> **Problem**
Would you return every entry below exactly as written, without its images?

————

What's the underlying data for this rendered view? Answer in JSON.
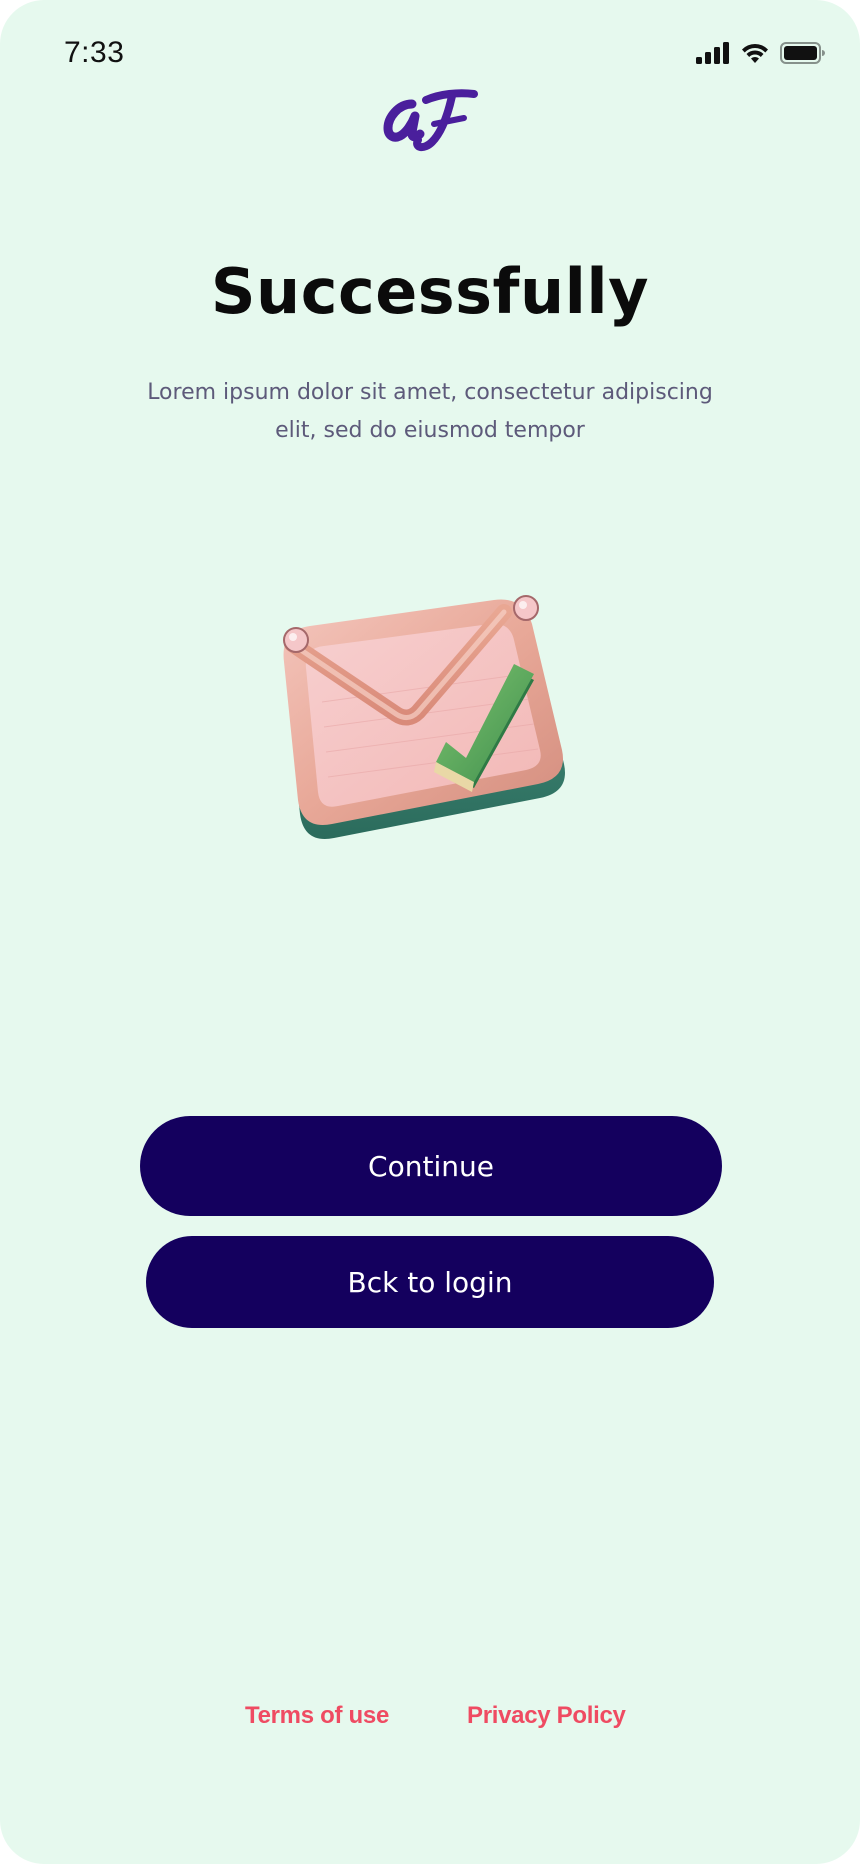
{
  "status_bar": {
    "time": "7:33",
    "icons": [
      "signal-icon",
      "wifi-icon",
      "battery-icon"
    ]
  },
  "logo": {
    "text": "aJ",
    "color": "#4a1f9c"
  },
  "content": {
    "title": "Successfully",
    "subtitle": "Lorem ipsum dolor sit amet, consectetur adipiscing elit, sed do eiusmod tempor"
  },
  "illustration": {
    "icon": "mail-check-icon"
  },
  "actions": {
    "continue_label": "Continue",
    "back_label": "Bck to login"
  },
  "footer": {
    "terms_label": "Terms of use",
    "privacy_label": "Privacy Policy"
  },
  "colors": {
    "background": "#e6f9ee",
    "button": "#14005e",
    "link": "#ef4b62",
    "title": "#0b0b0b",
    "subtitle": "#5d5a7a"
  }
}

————

> **Final answer**
What's the underlying data for this rendered view? Answer in JSON.
{
  "status_bar": {
    "time": "7:33",
    "icons": [
      "signal-icon",
      "wifi-icon",
      "battery-icon"
    ]
  },
  "logo": {
    "text": "aJ",
    "color": "#4a1f9c"
  },
  "content": {
    "title": "Successfully",
    "subtitle": "Lorem ipsum dolor sit amet, consectetur adipiscing elit, sed do eiusmod tempor"
  },
  "illustration": {
    "icon": "mail-check-icon"
  },
  "actions": {
    "continue_label": "Continue",
    "back_label": "Bck to login"
  },
  "footer": {
    "terms_label": "Terms of use",
    "privacy_label": "Privacy Policy"
  },
  "colors": {
    "background": "#e6f9ee",
    "button": "#14005e",
    "link": "#ef4b62",
    "title": "#0b0b0b",
    "subtitle": "#5d5a7a"
  }
}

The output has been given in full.